A new version of Locky ransomware that has been dubbed “Zepto” due to the .zepto extension added to encrypted files is successfully extorting users around the world.
Zepto has first been spotted a little over a week ago, when it began being delivered to victims via spam email.
The emails sport various subject lines that indicate that the sender is sending in a new invoice, a (financial) report, or document copies that have been requested by the recipient:
“The name of the attached .zip file is created by combining the username in the ‘To’ email address header, an underscore, plus a random number. The email body was also customized to include mail-merged salutations such as ‘Dear’ and ‘Hello’ which use the same string from the email address username,” Cisco Talos researchers note.
The malware immediately starts encrypting files, and at the end shows a note that instructs the victim to use the Tor Browser to visit an .onion site for instructions on how to pay the ransom.
Locky (and, consequently, Zepto) is able to encrypt a great many types of files, located on the computer’s local drives, but also on removable and mapped drives, unmapped network shares, and Dropbox folders.
Unfortunately, there is still no decryption tool for files encrypted by this particular ransomware.
Paying the ransom (usually around 0.5 bitcoin) could get the victims their files back, or not – nothing’s guaranteed. Another option is to back up the encrypted files, and hope that a decryptor will be developed in the (hopefully near) future.
Bleeping Computer also outlined a few approaches that might result in some of the encrypted files being recovered.

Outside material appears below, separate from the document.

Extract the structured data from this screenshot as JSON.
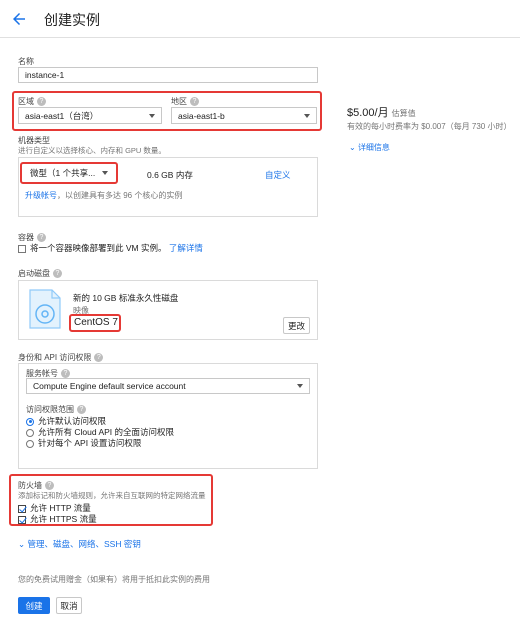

If you’re in charge of an organization’s IT security, check out these tips for preventing ransomware attacks.